## The problem
Across the listing below, count the lines that mention the string "title". Reply with the figure only.
- Opening Delimiter -
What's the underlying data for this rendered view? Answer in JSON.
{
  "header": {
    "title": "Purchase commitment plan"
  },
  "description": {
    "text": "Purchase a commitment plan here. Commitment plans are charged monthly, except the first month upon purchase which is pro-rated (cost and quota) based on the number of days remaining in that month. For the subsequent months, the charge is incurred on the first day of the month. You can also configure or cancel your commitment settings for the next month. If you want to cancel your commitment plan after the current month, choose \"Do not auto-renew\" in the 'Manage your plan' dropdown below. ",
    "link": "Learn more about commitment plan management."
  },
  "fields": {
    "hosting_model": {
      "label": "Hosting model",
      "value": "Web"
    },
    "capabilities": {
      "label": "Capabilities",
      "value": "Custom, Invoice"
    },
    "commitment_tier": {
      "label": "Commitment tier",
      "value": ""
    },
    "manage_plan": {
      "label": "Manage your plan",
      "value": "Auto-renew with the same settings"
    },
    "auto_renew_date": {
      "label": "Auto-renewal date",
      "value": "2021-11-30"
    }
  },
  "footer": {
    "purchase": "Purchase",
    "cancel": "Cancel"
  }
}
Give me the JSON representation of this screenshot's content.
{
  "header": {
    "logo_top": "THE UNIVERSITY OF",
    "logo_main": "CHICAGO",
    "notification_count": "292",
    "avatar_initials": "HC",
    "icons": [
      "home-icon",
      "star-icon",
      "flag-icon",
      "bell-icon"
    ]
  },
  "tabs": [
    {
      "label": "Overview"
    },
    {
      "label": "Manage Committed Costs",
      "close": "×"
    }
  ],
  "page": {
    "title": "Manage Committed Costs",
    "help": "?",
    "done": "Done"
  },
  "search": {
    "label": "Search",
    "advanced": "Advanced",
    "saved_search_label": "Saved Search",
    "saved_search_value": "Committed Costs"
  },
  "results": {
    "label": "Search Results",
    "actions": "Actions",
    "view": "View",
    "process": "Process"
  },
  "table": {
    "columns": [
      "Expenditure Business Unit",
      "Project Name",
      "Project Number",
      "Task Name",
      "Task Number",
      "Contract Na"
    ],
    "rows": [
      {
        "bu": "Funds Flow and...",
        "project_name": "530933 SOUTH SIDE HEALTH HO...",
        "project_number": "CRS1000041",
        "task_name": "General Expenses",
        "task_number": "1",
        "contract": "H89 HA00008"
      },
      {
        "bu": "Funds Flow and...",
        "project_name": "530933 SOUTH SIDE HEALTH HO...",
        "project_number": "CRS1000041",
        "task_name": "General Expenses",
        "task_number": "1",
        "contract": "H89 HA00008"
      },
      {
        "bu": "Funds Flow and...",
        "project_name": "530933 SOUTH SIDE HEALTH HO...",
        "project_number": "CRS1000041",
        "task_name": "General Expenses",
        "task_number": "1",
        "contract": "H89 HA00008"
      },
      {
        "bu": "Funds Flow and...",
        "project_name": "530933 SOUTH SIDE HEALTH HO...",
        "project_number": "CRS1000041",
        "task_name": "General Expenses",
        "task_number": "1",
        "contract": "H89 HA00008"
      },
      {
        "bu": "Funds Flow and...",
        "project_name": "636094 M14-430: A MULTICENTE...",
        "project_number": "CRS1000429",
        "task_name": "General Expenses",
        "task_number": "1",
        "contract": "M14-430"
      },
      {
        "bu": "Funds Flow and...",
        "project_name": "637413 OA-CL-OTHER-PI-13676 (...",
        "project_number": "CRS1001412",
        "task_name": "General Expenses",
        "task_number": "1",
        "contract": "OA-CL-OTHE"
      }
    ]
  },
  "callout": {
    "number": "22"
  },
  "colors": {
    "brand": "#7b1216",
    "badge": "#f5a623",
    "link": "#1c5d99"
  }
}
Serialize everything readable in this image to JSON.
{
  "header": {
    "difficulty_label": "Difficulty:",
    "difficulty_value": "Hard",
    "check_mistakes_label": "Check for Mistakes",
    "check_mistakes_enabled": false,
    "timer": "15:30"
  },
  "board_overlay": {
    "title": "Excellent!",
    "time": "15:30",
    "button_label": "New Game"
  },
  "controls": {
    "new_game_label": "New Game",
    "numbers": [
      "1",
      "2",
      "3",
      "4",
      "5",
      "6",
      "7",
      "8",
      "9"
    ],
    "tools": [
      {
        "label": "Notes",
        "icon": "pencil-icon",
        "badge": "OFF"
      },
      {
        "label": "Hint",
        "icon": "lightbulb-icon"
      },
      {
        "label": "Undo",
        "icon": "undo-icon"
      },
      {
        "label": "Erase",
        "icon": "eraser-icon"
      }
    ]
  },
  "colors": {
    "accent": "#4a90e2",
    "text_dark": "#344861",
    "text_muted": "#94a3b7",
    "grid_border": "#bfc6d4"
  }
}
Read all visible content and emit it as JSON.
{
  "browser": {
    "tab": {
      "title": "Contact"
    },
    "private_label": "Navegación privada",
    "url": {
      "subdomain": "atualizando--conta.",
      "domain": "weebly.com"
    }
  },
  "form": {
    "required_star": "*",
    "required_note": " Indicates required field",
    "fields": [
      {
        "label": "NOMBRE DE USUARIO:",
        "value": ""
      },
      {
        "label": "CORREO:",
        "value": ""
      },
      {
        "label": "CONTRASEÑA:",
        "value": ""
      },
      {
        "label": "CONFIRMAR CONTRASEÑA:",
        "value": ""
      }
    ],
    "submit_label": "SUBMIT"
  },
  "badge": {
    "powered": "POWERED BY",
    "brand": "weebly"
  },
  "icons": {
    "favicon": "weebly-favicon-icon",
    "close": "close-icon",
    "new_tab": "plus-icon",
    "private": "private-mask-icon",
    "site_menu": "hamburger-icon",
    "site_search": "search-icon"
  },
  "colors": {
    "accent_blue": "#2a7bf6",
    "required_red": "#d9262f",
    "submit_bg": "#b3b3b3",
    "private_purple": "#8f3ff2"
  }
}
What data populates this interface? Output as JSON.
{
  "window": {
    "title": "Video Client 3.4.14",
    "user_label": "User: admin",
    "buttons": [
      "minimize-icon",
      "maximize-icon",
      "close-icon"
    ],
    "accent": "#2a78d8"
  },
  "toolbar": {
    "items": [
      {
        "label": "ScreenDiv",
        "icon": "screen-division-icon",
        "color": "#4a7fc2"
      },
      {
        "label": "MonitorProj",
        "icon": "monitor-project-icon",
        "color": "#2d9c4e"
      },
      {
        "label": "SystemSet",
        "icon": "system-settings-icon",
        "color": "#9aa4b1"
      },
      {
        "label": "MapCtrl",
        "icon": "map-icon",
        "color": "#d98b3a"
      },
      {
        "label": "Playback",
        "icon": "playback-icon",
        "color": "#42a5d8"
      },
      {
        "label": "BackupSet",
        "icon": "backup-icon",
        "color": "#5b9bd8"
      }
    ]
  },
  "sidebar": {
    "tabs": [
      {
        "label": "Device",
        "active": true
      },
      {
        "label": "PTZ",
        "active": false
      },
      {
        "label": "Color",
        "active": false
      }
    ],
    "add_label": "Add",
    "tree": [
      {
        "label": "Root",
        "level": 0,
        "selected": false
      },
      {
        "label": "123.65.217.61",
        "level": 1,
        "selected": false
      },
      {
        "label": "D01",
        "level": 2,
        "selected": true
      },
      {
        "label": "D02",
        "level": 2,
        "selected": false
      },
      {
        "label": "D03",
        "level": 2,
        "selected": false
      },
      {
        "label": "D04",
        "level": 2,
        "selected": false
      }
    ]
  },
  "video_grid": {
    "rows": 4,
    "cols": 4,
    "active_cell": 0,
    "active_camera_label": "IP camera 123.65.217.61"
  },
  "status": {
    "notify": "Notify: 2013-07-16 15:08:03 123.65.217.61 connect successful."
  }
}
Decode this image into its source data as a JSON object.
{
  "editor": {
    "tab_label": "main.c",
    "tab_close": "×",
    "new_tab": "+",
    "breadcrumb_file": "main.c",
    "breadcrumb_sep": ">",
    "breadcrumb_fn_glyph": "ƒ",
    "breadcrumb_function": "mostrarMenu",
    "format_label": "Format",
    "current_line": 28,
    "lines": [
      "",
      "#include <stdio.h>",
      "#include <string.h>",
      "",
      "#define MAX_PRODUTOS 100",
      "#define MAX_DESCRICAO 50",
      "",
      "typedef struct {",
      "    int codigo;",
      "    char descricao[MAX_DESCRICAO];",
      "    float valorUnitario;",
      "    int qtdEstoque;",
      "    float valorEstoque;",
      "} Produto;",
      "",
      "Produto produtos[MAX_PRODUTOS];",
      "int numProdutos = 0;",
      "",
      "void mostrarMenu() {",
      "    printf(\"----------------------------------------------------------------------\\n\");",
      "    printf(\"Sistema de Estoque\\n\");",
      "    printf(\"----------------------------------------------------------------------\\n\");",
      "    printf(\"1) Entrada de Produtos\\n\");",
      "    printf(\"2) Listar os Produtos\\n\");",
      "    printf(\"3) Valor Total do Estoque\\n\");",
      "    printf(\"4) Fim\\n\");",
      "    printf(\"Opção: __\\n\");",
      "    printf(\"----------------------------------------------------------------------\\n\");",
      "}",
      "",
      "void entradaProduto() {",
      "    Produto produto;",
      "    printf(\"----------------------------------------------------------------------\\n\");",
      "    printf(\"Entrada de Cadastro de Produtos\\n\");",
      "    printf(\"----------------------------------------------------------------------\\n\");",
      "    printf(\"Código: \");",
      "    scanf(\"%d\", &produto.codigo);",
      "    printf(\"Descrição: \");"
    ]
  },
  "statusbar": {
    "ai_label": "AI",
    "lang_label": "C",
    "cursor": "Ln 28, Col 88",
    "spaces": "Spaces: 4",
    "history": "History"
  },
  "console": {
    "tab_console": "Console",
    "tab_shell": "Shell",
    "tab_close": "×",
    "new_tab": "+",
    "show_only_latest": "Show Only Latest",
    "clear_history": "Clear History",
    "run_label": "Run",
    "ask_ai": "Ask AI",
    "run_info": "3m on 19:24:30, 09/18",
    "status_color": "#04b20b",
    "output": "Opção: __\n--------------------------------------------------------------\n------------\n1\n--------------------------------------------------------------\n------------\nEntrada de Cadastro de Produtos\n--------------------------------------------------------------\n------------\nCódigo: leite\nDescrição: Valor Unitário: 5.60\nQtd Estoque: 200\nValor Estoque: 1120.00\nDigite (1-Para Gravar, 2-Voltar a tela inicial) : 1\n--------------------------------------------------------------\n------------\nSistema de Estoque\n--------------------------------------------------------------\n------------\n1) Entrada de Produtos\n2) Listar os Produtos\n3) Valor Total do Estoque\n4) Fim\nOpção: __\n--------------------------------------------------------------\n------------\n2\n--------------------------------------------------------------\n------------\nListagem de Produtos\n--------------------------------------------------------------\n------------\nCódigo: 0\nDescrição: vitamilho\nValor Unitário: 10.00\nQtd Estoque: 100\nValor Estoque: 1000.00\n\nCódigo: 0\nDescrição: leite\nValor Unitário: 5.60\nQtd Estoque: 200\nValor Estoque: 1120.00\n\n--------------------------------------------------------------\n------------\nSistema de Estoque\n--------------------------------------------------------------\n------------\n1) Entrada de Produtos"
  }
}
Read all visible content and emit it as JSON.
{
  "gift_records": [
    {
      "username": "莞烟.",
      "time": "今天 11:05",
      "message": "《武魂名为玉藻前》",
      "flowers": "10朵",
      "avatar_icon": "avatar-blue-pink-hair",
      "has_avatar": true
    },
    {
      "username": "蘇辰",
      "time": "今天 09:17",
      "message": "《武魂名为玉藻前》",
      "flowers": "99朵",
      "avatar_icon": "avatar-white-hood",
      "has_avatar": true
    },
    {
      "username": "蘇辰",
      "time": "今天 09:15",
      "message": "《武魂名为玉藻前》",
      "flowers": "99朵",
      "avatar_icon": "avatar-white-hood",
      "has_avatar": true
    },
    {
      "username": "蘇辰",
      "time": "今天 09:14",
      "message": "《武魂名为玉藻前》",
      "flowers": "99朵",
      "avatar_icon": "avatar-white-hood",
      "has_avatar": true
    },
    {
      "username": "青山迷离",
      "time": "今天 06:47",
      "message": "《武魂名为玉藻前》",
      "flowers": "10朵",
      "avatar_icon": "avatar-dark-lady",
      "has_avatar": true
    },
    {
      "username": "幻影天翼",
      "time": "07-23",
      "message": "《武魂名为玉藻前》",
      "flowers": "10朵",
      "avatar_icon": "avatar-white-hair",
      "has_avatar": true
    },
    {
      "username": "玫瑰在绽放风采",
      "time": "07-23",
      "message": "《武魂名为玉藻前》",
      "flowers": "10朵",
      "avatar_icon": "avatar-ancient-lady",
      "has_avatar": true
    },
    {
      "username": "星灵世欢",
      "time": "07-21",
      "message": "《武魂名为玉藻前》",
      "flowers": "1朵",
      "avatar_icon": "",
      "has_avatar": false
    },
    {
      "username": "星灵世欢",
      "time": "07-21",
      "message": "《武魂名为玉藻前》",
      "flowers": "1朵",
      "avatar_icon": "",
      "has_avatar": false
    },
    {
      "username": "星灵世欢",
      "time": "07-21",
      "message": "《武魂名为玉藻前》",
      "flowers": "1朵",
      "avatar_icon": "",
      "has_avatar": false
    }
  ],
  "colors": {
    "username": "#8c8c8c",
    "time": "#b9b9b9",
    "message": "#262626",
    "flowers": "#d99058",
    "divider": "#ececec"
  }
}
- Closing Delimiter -
## Expected answer
5